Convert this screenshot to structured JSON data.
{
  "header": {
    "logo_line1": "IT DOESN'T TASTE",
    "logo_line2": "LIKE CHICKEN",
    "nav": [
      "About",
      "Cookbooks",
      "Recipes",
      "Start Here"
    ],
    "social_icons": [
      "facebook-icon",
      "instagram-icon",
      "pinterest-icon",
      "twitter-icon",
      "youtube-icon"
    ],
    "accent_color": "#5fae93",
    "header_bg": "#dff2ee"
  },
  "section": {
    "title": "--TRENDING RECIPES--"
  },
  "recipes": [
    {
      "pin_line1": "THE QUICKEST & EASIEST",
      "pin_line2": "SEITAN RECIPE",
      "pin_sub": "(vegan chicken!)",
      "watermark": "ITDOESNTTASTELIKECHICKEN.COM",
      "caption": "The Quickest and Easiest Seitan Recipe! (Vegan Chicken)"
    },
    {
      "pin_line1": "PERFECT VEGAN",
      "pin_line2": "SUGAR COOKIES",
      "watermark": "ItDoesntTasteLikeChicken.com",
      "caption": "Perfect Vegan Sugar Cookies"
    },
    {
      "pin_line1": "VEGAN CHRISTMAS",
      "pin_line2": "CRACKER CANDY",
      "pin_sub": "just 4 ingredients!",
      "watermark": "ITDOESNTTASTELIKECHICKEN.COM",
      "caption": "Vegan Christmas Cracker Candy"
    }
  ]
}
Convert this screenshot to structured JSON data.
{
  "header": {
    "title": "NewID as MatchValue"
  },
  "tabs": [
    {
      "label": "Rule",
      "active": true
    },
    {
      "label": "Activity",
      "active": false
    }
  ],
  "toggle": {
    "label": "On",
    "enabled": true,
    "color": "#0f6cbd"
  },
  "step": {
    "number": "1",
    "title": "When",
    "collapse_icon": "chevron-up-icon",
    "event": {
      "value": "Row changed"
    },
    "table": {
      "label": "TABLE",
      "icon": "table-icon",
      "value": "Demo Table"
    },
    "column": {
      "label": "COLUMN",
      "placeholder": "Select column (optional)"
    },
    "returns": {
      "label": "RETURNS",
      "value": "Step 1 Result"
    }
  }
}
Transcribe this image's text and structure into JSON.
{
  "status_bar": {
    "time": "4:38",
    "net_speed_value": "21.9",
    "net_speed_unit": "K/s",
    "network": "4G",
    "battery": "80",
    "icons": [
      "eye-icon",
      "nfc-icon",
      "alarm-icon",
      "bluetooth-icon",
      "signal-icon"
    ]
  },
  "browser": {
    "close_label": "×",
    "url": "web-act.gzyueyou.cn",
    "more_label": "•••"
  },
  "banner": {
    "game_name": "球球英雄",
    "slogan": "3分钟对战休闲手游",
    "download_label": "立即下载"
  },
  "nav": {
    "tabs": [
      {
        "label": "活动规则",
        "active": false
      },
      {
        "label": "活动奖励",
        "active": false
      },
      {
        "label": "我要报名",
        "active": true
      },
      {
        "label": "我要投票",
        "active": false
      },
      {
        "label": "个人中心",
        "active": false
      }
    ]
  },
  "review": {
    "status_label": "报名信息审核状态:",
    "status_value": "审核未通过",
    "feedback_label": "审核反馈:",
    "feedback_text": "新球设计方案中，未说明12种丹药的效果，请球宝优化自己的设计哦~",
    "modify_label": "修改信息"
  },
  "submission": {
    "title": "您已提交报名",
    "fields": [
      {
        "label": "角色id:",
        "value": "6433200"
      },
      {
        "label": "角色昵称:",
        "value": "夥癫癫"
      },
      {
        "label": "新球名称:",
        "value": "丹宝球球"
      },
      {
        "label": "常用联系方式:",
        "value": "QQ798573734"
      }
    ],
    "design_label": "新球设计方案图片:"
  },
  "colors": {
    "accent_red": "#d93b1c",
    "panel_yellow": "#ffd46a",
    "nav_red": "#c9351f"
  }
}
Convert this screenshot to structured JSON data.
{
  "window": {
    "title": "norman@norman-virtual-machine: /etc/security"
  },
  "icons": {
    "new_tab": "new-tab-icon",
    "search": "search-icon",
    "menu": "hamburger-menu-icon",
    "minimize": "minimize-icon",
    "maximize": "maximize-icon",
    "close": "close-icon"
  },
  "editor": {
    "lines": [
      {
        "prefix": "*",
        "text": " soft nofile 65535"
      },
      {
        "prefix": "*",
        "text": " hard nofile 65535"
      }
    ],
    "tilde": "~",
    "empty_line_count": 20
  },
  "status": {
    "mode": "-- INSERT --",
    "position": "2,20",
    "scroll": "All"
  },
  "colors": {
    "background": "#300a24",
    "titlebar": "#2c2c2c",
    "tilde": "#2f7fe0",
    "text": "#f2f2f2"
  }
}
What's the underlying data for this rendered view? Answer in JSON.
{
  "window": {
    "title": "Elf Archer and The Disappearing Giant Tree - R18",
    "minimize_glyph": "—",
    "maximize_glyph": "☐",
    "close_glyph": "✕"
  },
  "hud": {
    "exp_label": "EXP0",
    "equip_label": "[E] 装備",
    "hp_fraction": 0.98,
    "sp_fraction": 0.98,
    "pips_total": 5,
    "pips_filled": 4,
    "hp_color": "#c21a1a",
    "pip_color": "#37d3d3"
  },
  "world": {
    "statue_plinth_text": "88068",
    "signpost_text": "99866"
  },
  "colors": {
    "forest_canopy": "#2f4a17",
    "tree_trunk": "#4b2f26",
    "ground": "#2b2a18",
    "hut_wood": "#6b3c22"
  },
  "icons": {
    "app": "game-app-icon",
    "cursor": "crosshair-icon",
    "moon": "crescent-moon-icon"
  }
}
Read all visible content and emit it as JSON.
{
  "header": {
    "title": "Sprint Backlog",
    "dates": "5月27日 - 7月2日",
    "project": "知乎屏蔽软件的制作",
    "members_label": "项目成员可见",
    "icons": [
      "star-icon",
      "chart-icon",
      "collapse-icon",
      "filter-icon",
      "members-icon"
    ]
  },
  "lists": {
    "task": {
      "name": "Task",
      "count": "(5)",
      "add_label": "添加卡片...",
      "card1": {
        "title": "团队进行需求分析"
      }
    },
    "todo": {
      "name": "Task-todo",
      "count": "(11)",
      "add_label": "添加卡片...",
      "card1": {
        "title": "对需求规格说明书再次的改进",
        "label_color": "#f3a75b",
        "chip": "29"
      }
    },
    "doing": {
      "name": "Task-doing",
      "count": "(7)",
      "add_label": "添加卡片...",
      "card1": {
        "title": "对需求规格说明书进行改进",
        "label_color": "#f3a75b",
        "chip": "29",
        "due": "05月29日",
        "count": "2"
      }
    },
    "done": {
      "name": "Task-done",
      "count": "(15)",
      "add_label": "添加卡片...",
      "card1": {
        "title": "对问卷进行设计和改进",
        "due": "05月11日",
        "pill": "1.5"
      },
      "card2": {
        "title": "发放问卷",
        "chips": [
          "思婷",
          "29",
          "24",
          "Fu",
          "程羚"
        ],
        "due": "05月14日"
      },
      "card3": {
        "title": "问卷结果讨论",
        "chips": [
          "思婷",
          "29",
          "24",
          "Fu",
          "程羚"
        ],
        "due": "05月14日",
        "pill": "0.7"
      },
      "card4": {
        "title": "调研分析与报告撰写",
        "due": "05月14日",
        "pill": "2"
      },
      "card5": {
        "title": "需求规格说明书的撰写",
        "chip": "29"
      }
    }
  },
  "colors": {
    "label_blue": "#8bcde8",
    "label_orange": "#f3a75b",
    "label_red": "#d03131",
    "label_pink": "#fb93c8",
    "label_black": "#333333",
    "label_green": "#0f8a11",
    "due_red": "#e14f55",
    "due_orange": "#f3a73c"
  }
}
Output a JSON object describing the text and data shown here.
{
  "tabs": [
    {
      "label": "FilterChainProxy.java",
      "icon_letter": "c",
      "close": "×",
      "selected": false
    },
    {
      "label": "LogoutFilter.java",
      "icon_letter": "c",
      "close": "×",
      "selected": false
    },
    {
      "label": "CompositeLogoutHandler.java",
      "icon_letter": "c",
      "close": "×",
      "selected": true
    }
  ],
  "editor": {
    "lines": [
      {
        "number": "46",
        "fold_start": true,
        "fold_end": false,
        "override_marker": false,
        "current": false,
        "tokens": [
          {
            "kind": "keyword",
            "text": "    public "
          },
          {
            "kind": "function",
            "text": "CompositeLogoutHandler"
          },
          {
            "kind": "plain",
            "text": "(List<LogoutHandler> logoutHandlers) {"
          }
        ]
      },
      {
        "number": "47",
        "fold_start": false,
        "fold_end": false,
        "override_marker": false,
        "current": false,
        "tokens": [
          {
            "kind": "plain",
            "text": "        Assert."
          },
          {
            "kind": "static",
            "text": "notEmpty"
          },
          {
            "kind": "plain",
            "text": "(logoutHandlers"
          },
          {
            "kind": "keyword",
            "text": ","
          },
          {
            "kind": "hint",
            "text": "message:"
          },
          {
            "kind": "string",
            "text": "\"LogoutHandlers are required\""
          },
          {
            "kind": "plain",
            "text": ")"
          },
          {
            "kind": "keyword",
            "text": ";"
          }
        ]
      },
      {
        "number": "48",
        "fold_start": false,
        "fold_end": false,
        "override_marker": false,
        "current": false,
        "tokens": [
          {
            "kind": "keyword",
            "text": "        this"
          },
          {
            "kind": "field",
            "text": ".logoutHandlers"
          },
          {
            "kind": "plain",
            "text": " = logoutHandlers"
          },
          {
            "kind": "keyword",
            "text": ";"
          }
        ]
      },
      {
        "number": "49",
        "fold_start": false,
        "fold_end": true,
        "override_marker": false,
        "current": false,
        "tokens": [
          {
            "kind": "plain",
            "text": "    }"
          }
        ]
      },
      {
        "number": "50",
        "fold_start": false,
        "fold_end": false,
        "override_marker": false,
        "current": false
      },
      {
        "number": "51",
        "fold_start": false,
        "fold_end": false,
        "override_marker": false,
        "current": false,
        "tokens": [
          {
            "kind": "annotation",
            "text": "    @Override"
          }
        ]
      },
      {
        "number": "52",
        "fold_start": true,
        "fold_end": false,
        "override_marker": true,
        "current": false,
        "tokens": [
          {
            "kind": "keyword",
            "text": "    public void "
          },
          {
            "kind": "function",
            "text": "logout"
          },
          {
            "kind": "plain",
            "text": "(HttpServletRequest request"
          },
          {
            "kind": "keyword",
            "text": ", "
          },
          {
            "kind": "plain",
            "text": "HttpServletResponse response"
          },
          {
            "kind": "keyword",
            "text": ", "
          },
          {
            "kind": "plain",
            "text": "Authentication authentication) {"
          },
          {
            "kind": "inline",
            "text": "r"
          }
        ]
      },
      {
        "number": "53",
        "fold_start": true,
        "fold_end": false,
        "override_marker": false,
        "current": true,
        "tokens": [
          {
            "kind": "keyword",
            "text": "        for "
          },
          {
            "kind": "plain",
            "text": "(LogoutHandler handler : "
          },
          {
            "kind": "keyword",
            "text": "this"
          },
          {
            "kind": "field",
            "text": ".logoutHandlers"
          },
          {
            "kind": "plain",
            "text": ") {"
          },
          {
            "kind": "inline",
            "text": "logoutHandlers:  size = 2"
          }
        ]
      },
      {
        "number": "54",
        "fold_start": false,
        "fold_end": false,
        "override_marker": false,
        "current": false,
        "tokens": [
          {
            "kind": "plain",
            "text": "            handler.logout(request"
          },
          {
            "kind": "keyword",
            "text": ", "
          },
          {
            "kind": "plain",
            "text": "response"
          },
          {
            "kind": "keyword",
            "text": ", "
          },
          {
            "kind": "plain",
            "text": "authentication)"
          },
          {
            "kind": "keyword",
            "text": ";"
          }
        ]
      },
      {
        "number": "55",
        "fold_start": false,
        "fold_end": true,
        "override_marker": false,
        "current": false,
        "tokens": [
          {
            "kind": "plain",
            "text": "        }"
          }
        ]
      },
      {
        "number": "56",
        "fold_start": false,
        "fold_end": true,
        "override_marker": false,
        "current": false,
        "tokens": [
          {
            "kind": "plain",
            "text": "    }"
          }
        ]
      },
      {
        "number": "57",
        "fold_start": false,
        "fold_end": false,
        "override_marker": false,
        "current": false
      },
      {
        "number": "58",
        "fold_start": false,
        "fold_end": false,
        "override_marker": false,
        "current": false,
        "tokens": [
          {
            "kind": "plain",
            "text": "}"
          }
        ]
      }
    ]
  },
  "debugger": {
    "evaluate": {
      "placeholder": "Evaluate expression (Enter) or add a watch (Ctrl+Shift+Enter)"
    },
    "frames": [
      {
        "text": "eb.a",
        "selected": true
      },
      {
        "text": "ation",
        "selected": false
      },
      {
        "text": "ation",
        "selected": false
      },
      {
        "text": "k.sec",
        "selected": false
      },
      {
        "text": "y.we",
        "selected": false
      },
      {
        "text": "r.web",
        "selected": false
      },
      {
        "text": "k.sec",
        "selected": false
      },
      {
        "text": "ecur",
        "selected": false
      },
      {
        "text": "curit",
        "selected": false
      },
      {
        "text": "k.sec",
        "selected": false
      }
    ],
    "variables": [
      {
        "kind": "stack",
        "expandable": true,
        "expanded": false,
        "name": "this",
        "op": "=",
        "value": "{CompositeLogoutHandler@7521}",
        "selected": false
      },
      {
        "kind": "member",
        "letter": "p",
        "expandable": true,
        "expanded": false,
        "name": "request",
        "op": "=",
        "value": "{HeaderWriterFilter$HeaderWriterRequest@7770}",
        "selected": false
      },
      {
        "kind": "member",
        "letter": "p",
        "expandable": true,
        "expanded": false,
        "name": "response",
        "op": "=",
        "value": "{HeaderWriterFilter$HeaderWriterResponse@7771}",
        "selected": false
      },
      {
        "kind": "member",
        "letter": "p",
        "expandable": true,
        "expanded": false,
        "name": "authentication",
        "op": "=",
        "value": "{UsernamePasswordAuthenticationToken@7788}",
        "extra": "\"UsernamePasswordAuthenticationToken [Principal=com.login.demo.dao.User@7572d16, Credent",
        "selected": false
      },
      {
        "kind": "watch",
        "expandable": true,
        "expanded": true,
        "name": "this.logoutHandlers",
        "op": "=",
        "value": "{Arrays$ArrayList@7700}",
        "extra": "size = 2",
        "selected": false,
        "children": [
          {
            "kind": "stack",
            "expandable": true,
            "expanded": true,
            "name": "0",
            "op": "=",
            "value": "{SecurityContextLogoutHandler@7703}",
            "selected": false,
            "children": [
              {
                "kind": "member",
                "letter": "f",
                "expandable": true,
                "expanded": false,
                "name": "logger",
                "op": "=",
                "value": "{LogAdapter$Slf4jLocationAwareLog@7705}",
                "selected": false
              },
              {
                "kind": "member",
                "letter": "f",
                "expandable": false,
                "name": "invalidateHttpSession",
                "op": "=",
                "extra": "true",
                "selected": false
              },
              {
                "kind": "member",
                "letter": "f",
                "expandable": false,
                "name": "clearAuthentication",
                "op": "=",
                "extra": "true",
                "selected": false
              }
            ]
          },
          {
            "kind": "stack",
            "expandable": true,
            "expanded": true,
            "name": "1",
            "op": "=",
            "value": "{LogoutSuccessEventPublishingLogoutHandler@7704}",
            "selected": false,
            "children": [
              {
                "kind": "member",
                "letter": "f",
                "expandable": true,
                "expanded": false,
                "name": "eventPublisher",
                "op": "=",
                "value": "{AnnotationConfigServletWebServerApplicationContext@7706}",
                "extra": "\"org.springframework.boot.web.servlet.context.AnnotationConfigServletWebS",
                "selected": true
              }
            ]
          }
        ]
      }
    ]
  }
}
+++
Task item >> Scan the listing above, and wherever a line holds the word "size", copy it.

Reply >>
            "text": "logoutHandlers:  size = 2"
        "extra": "size = 2",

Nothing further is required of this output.